Hi I recently run an application or an app and now I want to know the cpu status info so i need the PID of the application i have run recently. But i have so many PIDs in the /proc directory so how can i know the PID of the particular application for example "my-example" application binary i recently executed.

  • Do you mean an application that you started recently and that's still running, or an application that exited recently? – Gilles Aug 11 '17 at 22:03

There are some command line tools for process management you can check:

  • You can use pidof <name>, e.g. pidof bash, to get the PID of a process given the program name
  • You can use ps -aux to get a listing of currently running programs with their starting time and PID. You may look for your program in the listing.
  • You can use ps -eafx to get a listing of running programs showing all the command line options. May be you can find your program looking for some command-line option or parameter.
  • You can use pgrep [options] <patterns> to look for a process using multiple criteria. You can run pgrep --help to review all the options.
  • pidof <my-example> has worked. And i did cat status to see the status of the task But it is showing that is in sleep state and I am not sure whether those statistics belong to current state or for the previous run? Is it for recent run of the application?I understood that i have to login into it on ssh on ethernet and run the application through logging into console using putty and observe the performance while it is running from ssh terminal window. Any ways thanks. – jenny Aug 11 '17 at 13:16
  • In ps, you can use -o to output some values and -C to select a program. For instance, you can use ps -o pid,stime,stat,command -C bash to get the PID, starting time, status and command line for the running bash programs in your session. -- these values are for the current status of the program. Note that a program may change of status, e.g. when it is waiting for I/O, during its execution. – Jaime Aug 11 '17 at 17:18

With the interactive command line tool htop you can search (F3) for a process and you're directly given some basic CPU info as well as the PID.


First variant

Run your application by this way in the terminal:

$ my-example &      # put the program in the background
$ echo $!           # print the program's PID

$! - Expands to the process ID of the job most recently placed into the background.

For more information look in the man bash, the Special Parameters section.

Second variant

If application already started, do pgrep my-example. It will return the my-example PID.

  • I am running linux on my embedded system. When i gave above command the application is breaking after executing the statements. It shouldnot happen. Because this when i run this application the ethernet ports will receive data packets on udp but this command echo $! is breaking the application run. How can i know immediately after the application run? – jenny Aug 11 '17 at 13:00
  • @jenny What about second variant? – MiniMax Aug 11 '17 at 13:06
  • it gave a message command not found – jenny Aug 11 '17 at 13:09

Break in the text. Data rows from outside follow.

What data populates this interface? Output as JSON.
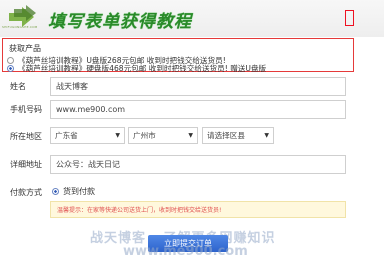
{
  "header": {
    "logo_text": "SHIFUGONGSHE.COM",
    "title": "填写表单获得教程"
  },
  "product": {
    "label": "获取产品",
    "options": [
      "《葫芦丝培训教程》U盘版268元包邮 收到时把钱交给送货员!",
      "《葫芦丝培训教程》硬盘版468元包邮 收到时把钱交给送货员! 赠送U盘版"
    ],
    "selected_index": 1
  },
  "form": {
    "name_label": "姓名",
    "name_placeholder": "战天博客",
    "phone_label": "手机号码",
    "phone_value": "www.me900.com",
    "region_label": "所在地区",
    "province": "广东省",
    "city": "广州市",
    "district": "请选择区县",
    "address_label": "详细地址",
    "address_placeholder": "公众号：战天日记",
    "payment_label": "付款方式",
    "payment_option": "货到付款",
    "notice": "温馨提示：在家等快递公司送货上门，收到时把钱交给送货员!",
    "submit_label": "立即提交订单"
  },
  "watermark": {
    "line1": "战天博客 - 了解更多网赚知识",
    "line2": "www.me900.com"
  },
  "colors": {
    "title_green": "#2a8a2a",
    "product_border": "#e53a3a",
    "submit_blue": "#2d63cc",
    "notice_bg": "#fff8dd",
    "notice_text": "#e05050"
  }
}
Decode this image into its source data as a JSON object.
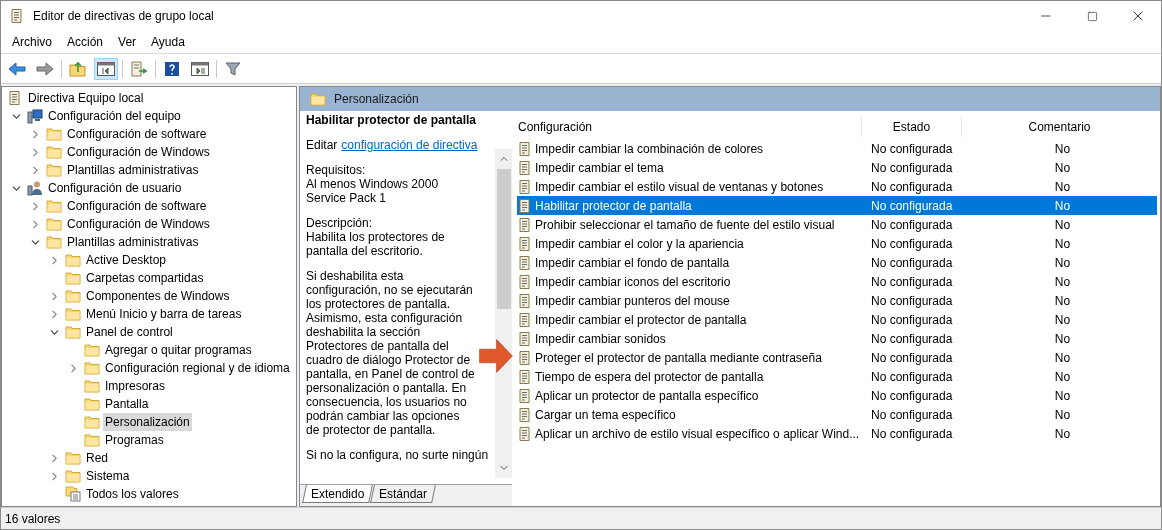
{
  "window": {
    "title": "Editor de directivas de grupo local"
  },
  "menu": [
    "Archivo",
    "Acción",
    "Ver",
    "Ayuda"
  ],
  "tree": [
    {
      "label": "Directiva Equipo local",
      "kind": "document",
      "selected": false,
      "children": [
        {
          "label": "Configuración del equipo",
          "kind": "computer",
          "expanded": true,
          "selected": false,
          "children": [
            {
              "label": "Configuración de software",
              "kind": "folder",
              "expanded": false,
              "selected": false
            },
            {
              "label": "Configuración de Windows",
              "kind": "folder",
              "expanded": false,
              "selected": false
            },
            {
              "label": "Plantillas administrativas",
              "kind": "folder",
              "expanded": false,
              "selected": false
            }
          ]
        },
        {
          "label": "Configuración de usuario",
          "kind": "user",
          "expanded": true,
          "selected": false,
          "children": [
            {
              "label": "Configuración de software",
              "kind": "folder",
              "expanded": false,
              "selected": false
            },
            {
              "label": "Configuración de Windows",
              "kind": "folder",
              "expanded": false,
              "selected": false
            },
            {
              "label": "Plantillas administrativas",
              "kind": "folder",
              "expanded": true,
              "selected": false,
              "children": [
                {
                  "label": "Active Desktop",
                  "kind": "folder",
                  "expanded": false,
                  "selected": false
                },
                {
                  "label": "Carpetas compartidas",
                  "kind": "folder",
                  "selected": false
                },
                {
                  "label": "Componentes de Windows",
                  "kind": "folder",
                  "expanded": false,
                  "selected": false
                },
                {
                  "label": "Menú Inicio y barra de tareas",
                  "kind": "folder",
                  "expanded": false,
                  "selected": false
                },
                {
                  "label": "Panel de control",
                  "kind": "folder",
                  "expanded": true,
                  "selected": false,
                  "children": [
                    {
                      "label": "Agregar o quitar programas",
                      "kind": "folder",
                      "selected": false
                    },
                    {
                      "label": "Configuración regional y de idioma",
                      "kind": "folder",
                      "expanded": false,
                      "selected": false
                    },
                    {
                      "label": "Impresoras",
                      "kind": "folder",
                      "selected": false
                    },
                    {
                      "label": "Pantalla",
                      "kind": "folder",
                      "selected": false
                    },
                    {
                      "label": "Personalización",
                      "kind": "folder",
                      "selected": true
                    },
                    {
                      "label": "Programas",
                      "kind": "folder",
                      "selected": false
                    }
                  ]
                },
                {
                  "label": "Red",
                  "kind": "folder",
                  "expanded": false,
                  "selected": false
                },
                {
                  "label": "Sistema",
                  "kind": "folder",
                  "expanded": false,
                  "selected": false
                },
                {
                  "label": "Todos los valores",
                  "kind": "all",
                  "selected": false
                }
              ]
            }
          ]
        }
      ]
    }
  ],
  "header": {
    "title": "Personalización"
  },
  "description": {
    "title": "Habilitar protector de pantalla",
    "edit_prefix": "Editar",
    "edit_link": "configuración de directiva",
    "paragraphs": [
      "Requisitos:\nAl menos Windows 2000 Service Pack 1",
      "Descripción:\nHabilita los protectores de pantalla del escritorio.",
      "Si deshabilita esta configuración, no se ejecutarán los protectores de pantalla. Asimismo, esta configuración deshabilita la sección Protectores de pantalla del cuadro de diálogo Protector de pantalla, en Panel de control de personalización o pantalla. En consecuencia, los usuarios no podrán cambiar las opciones de protector de pantalla.",
      "Si no la configura, no surte ningún"
    ]
  },
  "table": {
    "columns": [
      "Configuración",
      "Estado",
      "Comentario"
    ],
    "rows": [
      {
        "name": "Impedir cambiar la combinación de colores",
        "state": "No configurada",
        "comment": "No",
        "selected": false
      },
      {
        "name": "Impedir cambiar el tema",
        "state": "No configurada",
        "comment": "No",
        "selected": false
      },
      {
        "name": "Impedir cambiar el estilo visual de ventanas y botones",
        "state": "No configurada",
        "comment": "No",
        "selected": false
      },
      {
        "name": "Habilitar protector de pantalla",
        "state": "No configurada",
        "comment": "No",
        "selected": true
      },
      {
        "name": "Prohibir seleccionar el tamaño de fuente del estilo visual",
        "state": "No configurada",
        "comment": "No",
        "selected": false
      },
      {
        "name": "Impedir cambiar el color y la apariencia",
        "state": "No configurada",
        "comment": "No",
        "selected": false
      },
      {
        "name": "Impedir cambiar el fondo de pantalla",
        "state": "No configurada",
        "comment": "No",
        "selected": false
      },
      {
        "name": "Impedir cambiar iconos del escritorio",
        "state": "No configurada",
        "comment": "No",
        "selected": false
      },
      {
        "name": "Impedir cambiar punteros del mouse",
        "state": "No configurada",
        "comment": "No",
        "selected": false
      },
      {
        "name": "Impedir cambiar el protector de pantalla",
        "state": "No configurada",
        "comment": "No",
        "selected": false
      },
      {
        "name": "Impedir cambiar sonidos",
        "state": "No configurada",
        "comment": "No",
        "selected": false
      },
      {
        "name": "Proteger el protector de pantalla mediante contraseña",
        "state": "No configurada",
        "comment": "No",
        "selected": false
      },
      {
        "name": "Tiempo de espera del protector de pantalla",
        "state": "No configurada",
        "comment": "No",
        "selected": false
      },
      {
        "name": "Aplicar un protector de pantalla específico",
        "state": "No configurada",
        "comment": "No",
        "selected": false
      },
      {
        "name": "Cargar un tema específico",
        "state": "No configurada",
        "comment": "No",
        "selected": false
      },
      {
        "name": "Aplicar un archivo de estilo visual específico o aplicar Wind...",
        "state": "No configurada",
        "comment": "No",
        "selected": false
      }
    ]
  },
  "tabs": [
    {
      "label": "Extendido",
      "selected": true
    },
    {
      "label": "Estándar",
      "selected": false
    }
  ],
  "status_bar": "16 valores"
}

Your Answer

By clicking “Post Your Answer”, you agree to our terms of service, privacy policy and cookie policy

Not the answer you're looking for? Browse other questions tagged or ask your own question.